## Input
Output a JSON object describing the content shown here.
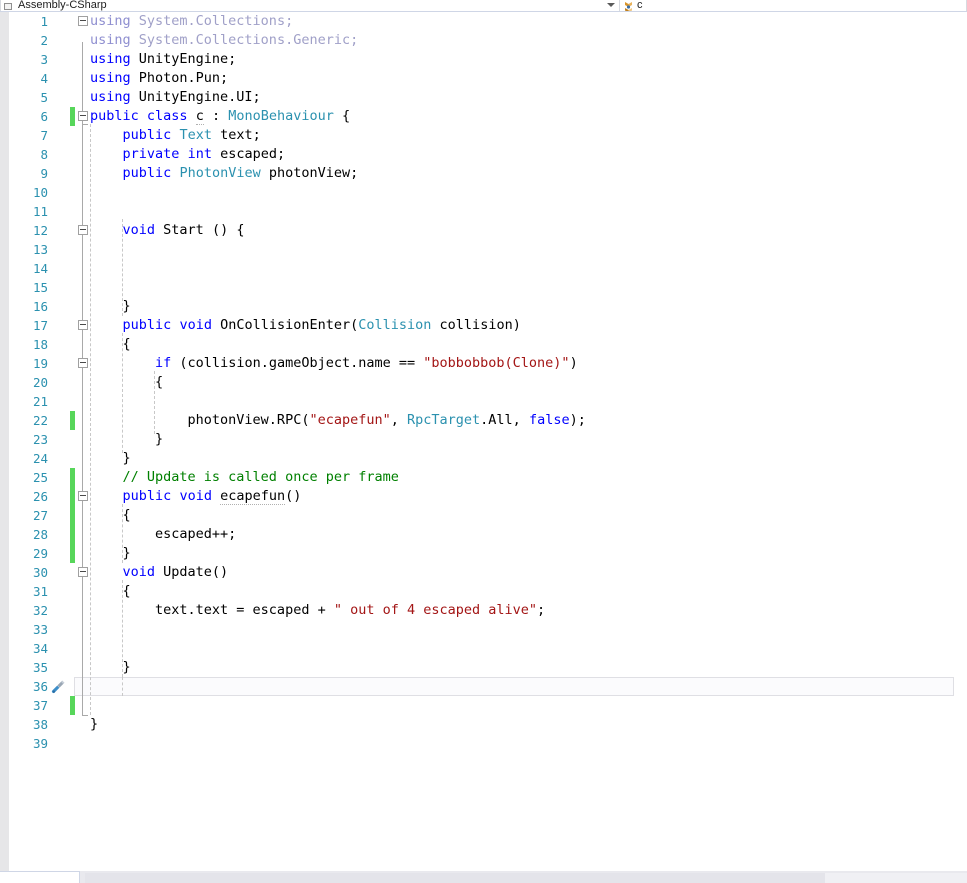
{
  "navbar": {
    "project_name": "Assembly-CSharp",
    "project_icon": "project-icon",
    "member_name": "c",
    "member_icon": "class-icon",
    "dropdown_icon": "chevron-down-icon"
  },
  "editor": {
    "language": "csharp",
    "first_visible_line": 1,
    "total_visible_lines": 39,
    "current_line": 36,
    "gutter_quick_action_icon": "screwdriver-icon",
    "colors": {
      "keyword": "#0000ff",
      "type": "#2b91af",
      "string": "#a31515",
      "comment": "#008000",
      "line_number": "#2b91af",
      "change_bar_unsaved": "#57d65a",
      "background": "#ffffff"
    },
    "change_bar_lines": [
      6,
      22,
      25,
      26,
      27,
      28,
      29,
      37
    ],
    "fold_lines": [
      1,
      6,
      12,
      17,
      19,
      26,
      30
    ],
    "lines": [
      {
        "n": 1,
        "tokens": [
          {
            "t": "using",
            "c": "dimkw"
          },
          {
            "t": " System.Collections;",
            "c": "dim"
          }
        ]
      },
      {
        "n": 2,
        "tokens": [
          {
            "t": "using",
            "c": "dimkw"
          },
          {
            "t": " System.Collections.Generic;",
            "c": "dim"
          }
        ]
      },
      {
        "n": 3,
        "tokens": [
          {
            "t": "using",
            "c": "kw"
          },
          {
            "t": " UnityEngine;",
            "c": "plain"
          }
        ]
      },
      {
        "n": 4,
        "tokens": [
          {
            "t": "using",
            "c": "kw"
          },
          {
            "t": " Photon.Pun;",
            "c": "plain"
          }
        ]
      },
      {
        "n": 5,
        "tokens": [
          {
            "t": "using",
            "c": "kw"
          },
          {
            "t": " UnityEngine.UI;",
            "c": "plain"
          }
        ]
      },
      {
        "n": 6,
        "tokens": [
          {
            "t": "public",
            "c": "kw"
          },
          {
            "t": " ",
            "c": "plain"
          },
          {
            "t": "class",
            "c": "kw"
          },
          {
            "t": " ",
            "c": "plain"
          },
          {
            "t": "c",
            "c": "plain sug"
          },
          {
            "t": " : ",
            "c": "plain"
          },
          {
            "t": "MonoBehaviour",
            "c": "type"
          },
          {
            "t": " {",
            "c": "plain"
          }
        ]
      },
      {
        "n": 7,
        "tokens": [
          {
            "t": "    ",
            "c": "plain"
          },
          {
            "t": "public",
            "c": "kw"
          },
          {
            "t": " ",
            "c": "plain"
          },
          {
            "t": "Text",
            "c": "type"
          },
          {
            "t": " text;",
            "c": "plain"
          }
        ]
      },
      {
        "n": 8,
        "tokens": [
          {
            "t": "    ",
            "c": "plain"
          },
          {
            "t": "private",
            "c": "kw"
          },
          {
            "t": " ",
            "c": "plain"
          },
          {
            "t": "int",
            "c": "kw"
          },
          {
            "t": " escaped;",
            "c": "plain"
          }
        ]
      },
      {
        "n": 9,
        "tokens": [
          {
            "t": "    ",
            "c": "plain"
          },
          {
            "t": "public",
            "c": "kw"
          },
          {
            "t": " ",
            "c": "plain"
          },
          {
            "t": "PhotonView",
            "c": "type"
          },
          {
            "t": " photonView;",
            "c": "plain"
          }
        ]
      },
      {
        "n": 10,
        "tokens": []
      },
      {
        "n": 11,
        "tokens": []
      },
      {
        "n": 12,
        "tokens": [
          {
            "t": "    ",
            "c": "plain"
          },
          {
            "t": "void",
            "c": "kw"
          },
          {
            "t": " ",
            "c": "plain"
          },
          {
            "t": "Start",
            "c": "plain"
          },
          {
            "t": " () {",
            "c": "plain"
          }
        ]
      },
      {
        "n": 13,
        "tokens": []
      },
      {
        "n": 14,
        "tokens": []
      },
      {
        "n": 15,
        "tokens": []
      },
      {
        "n": 16,
        "tokens": [
          {
            "t": "    }",
            "c": "plain"
          }
        ]
      },
      {
        "n": 17,
        "tokens": [
          {
            "t": "    ",
            "c": "plain"
          },
          {
            "t": "public",
            "c": "kw"
          },
          {
            "t": " ",
            "c": "plain"
          },
          {
            "t": "void",
            "c": "kw"
          },
          {
            "t": " OnCollisionEnter(",
            "c": "plain"
          },
          {
            "t": "Collision",
            "c": "type"
          },
          {
            "t": " collision)",
            "c": "plain"
          }
        ]
      },
      {
        "n": 18,
        "tokens": [
          {
            "t": "    {",
            "c": "plain"
          }
        ]
      },
      {
        "n": 19,
        "tokens": [
          {
            "t": "        ",
            "c": "plain"
          },
          {
            "t": "if",
            "c": "kw"
          },
          {
            "t": " (collision.gameObject.name == ",
            "c": "plain"
          },
          {
            "t": "\"bobbobbob(Clone)\"",
            "c": "str"
          },
          {
            "t": ")",
            "c": "plain"
          }
        ]
      },
      {
        "n": 20,
        "tokens": [
          {
            "t": "        {",
            "c": "plain"
          }
        ]
      },
      {
        "n": 21,
        "tokens": []
      },
      {
        "n": 22,
        "tokens": [
          {
            "t": "            photonView.RPC(",
            "c": "plain"
          },
          {
            "t": "\"ecapefun\"",
            "c": "str"
          },
          {
            "t": ", ",
            "c": "plain"
          },
          {
            "t": "RpcTarget",
            "c": "type"
          },
          {
            "t": ".All, ",
            "c": "plain"
          },
          {
            "t": "false",
            "c": "kw"
          },
          {
            "t": ");",
            "c": "plain"
          }
        ]
      },
      {
        "n": 23,
        "tokens": [
          {
            "t": "        }",
            "c": "plain"
          }
        ]
      },
      {
        "n": 24,
        "tokens": [
          {
            "t": "    }",
            "c": "plain"
          }
        ]
      },
      {
        "n": 25,
        "tokens": [
          {
            "t": "    // Update is called once per frame",
            "c": "cmt"
          }
        ]
      },
      {
        "n": 26,
        "tokens": [
          {
            "t": "    ",
            "c": "plain"
          },
          {
            "t": "public",
            "c": "kw"
          },
          {
            "t": " ",
            "c": "plain"
          },
          {
            "t": "void",
            "c": "kw"
          },
          {
            "t": " ",
            "c": "plain"
          },
          {
            "t": "ecapefun",
            "c": "plain sug"
          },
          {
            "t": "()",
            "c": "plain"
          }
        ]
      },
      {
        "n": 27,
        "tokens": [
          {
            "t": "    {",
            "c": "plain"
          }
        ]
      },
      {
        "n": 28,
        "tokens": [
          {
            "t": "        escaped++;",
            "c": "plain"
          }
        ]
      },
      {
        "n": 29,
        "tokens": [
          {
            "t": "    }",
            "c": "plain"
          }
        ]
      },
      {
        "n": 30,
        "tokens": [
          {
            "t": "    ",
            "c": "plain"
          },
          {
            "t": "void",
            "c": "kw"
          },
          {
            "t": " Update()",
            "c": "plain"
          }
        ]
      },
      {
        "n": 31,
        "tokens": [
          {
            "t": "    {",
            "c": "plain"
          }
        ]
      },
      {
        "n": 32,
        "tokens": [
          {
            "t": "        text.text = escaped + ",
            "c": "plain"
          },
          {
            "t": "\" out of 4 escaped alive\"",
            "c": "str"
          },
          {
            "t": ";",
            "c": "plain"
          }
        ]
      },
      {
        "n": 33,
        "tokens": []
      },
      {
        "n": 34,
        "tokens": []
      },
      {
        "n": 35,
        "tokens": [
          {
            "t": "    }",
            "c": "plain"
          }
        ]
      },
      {
        "n": 36,
        "tokens": []
      },
      {
        "n": 37,
        "tokens": []
      },
      {
        "n": 38,
        "tokens": [
          {
            "t": "}",
            "c": "plain"
          }
        ]
      },
      {
        "n": 39,
        "tokens": []
      }
    ]
  },
  "scrollbar": {
    "horizontal_thumb_label": "horizontal-scrollbar-thumb"
  }
}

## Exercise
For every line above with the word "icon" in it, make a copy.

## Your response
    "project_icon": "project-icon",
    "member_icon": "class-icon",
    "dropdown_icon": "chevron-down-icon"
    "gutter_quick_action_icon": "screwdriver-icon",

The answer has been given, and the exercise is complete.